Shiite Muslims are frequent targets of ISIS, whose followers are Sunni and view the former sect as effectively traitors to the faith.

The Taliban, who are also Sunni, have their own history of persecuting Shiites and particularly the Hazara - who fought against the group when it first emerged. 

Interior ministry spokesman Qari Sayed Khosti tweeted: 'We are saddened to learn that an explosion took place in a mosque of the Shiite brotherhood in the first district of Kandahar city in which a number of our compatriots were martyred and wounded.

'Special forces of the Islamic Emirate have arrived in the area to determine the nature of the incident and bring the perpetrators to justice.'

According to an AFP journalist the mosque was full of people at the time of the explosions, and at least 15 ambulances went to the scene.

Graphic images posted to social media, which could not be immediately verified, showed bodies lying on the floor of the Fatemieh mosque.

ISIS-K claimed responsibility for last week's bomb blast, and frequently targets Shiite Muslims because they do not subscribe to its fundamentalist vision of Islam

ISIS-K has links to the Taliban through the Haqqani Network - a mercenary force run by the Haqqani family, whose members form part of the new Afghan government.

But the two groups are ideologically opposed and have been at war with each-other since 2015, when ISIS-K was established in Afghanistan.

Formed at the height of ISIS's so-called Caliphate across Iraq and Syria, ISIS-K was intended to extend the group's reach into Afghanistan.

It poached fighters from Taliban ranks who believed the group was not extreme enough, causing a rift between the group's leaders.

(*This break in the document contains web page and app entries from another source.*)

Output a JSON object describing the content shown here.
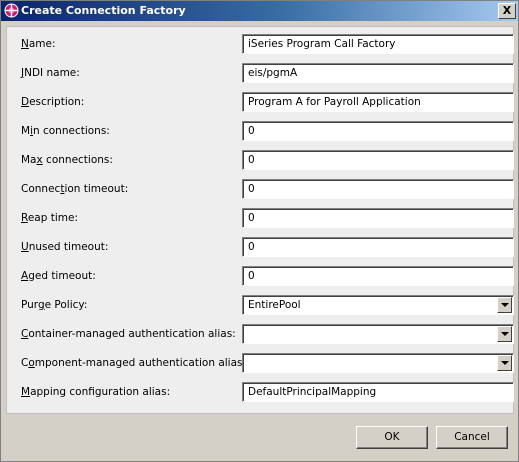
{
  "window": {
    "title": "Create Connection Factory",
    "close_label": "X"
  },
  "form": {
    "fields": [
      {
        "label": "Name:",
        "mnemonic": "N",
        "value": "iSeries Program Call Factory",
        "type": "text"
      },
      {
        "label": "JNDI name:",
        "mnemonic": "J",
        "value": "eis/pgmA",
        "type": "text"
      },
      {
        "label": "Description:",
        "mnemonic": "D",
        "value": "Program A for Payroll Application",
        "type": "text"
      },
      {
        "label": "Min connections:",
        "mnemonic": "i",
        "value": "0",
        "type": "text"
      },
      {
        "label": "Max connections:",
        "mnemonic": "x",
        "value": "0",
        "type": "text"
      },
      {
        "label": "Connection timeout:",
        "mnemonic": "t",
        "value": "0",
        "type": "text"
      },
      {
        "label": "Reap time:",
        "mnemonic": "R",
        "value": "0",
        "type": "text"
      },
      {
        "label": "Unused timeout:",
        "mnemonic": "U",
        "value": "0",
        "type": "text"
      },
      {
        "label": "Aged timeout:",
        "mnemonic": "A",
        "value": "0",
        "type": "text"
      },
      {
        "label": "Purge Policy:",
        "mnemonic": "g",
        "value": "EntirePool",
        "type": "select"
      },
      {
        "label": "Container-managed authentication alias:",
        "mnemonic": "C",
        "value": "",
        "type": "select"
      },
      {
        "label": "Component-managed authentication alias:",
        "mnemonic": "o",
        "value": "",
        "type": "select"
      },
      {
        "label": "Mapping configuration alias:",
        "mnemonic": "M",
        "value": "DefaultPrincipalMapping",
        "type": "text"
      }
    ]
  },
  "buttons": {
    "ok_label": "OK",
    "cancel_label": "Cancel"
  },
  "colors": {
    "titlebar_start": "#0a246a",
    "titlebar_end": "#a6caf0",
    "dialog_bg": "#d4d0c8",
    "panel_bg": "#eeeeee"
  },
  "icons": {
    "title_icon": "connection-factory-icon",
    "close_icon": "close-icon",
    "dropdown_icon": "chevron-down-icon"
  }
}
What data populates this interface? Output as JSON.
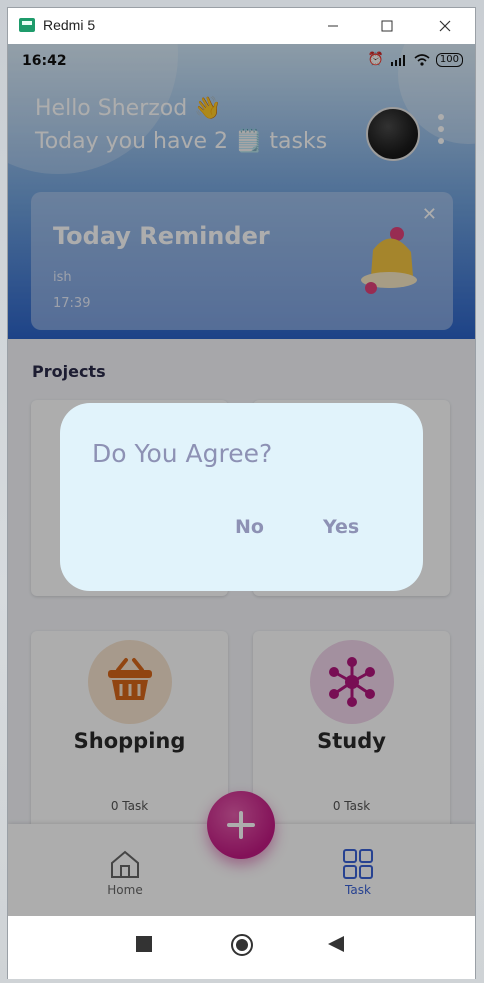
{
  "window": {
    "title": "Redmi 5",
    "minimize": "—",
    "maximize": "☐",
    "close": "✕"
  },
  "status_bar": {
    "time": "16:42",
    "battery": "100"
  },
  "header": {
    "greeting": "Hello Sherzod 👋",
    "task_line": "Today you have 2 🗒️ tasks"
  },
  "reminder": {
    "title": "Today Reminder",
    "subtitle": "ish",
    "time": "17:39",
    "close": "✕"
  },
  "projects": {
    "label": "Projects"
  },
  "categories": [
    {
      "title": "Shopping",
      "count": "0 Task",
      "icon": "basket-icon",
      "bg": "#f7e4cf",
      "accent": "#d6661a"
    },
    {
      "title": "Study",
      "count": "0 Task",
      "icon": "molecule-icon",
      "bg": "#f1d4ea",
      "accent": "#b1157d"
    }
  ],
  "dialog": {
    "title": "Do You Agree?",
    "no": "No",
    "yes": "Yes"
  },
  "bottom_nav": {
    "home": "Home",
    "task": "Task"
  },
  "colors": {
    "fab": "#c21a83",
    "accent_blue": "#3a62d6",
    "dialog_bg": "#e1f3fb",
    "dialog_text": "#8d91b4"
  }
}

Mullah Akhtar Mohammad Mansour, a senior Taliban figure, then wrote a missive to ISIS spiritual leader Abu Bakr al-Baghdadi suggesting that any expansion of the ISIS caliphate into Afghanistan should happen only under the Taliban banner.

This caused fighting to break out between the two groups, which continued until 2019 when a series of defeats effectively stopped ISIS-K fighting traditional battles.

When signing an Afghan peace deal with Donald Trump in Doha in 2020, the Taliban pledged to keep terror groups including ISIS-K out of Afghanistan.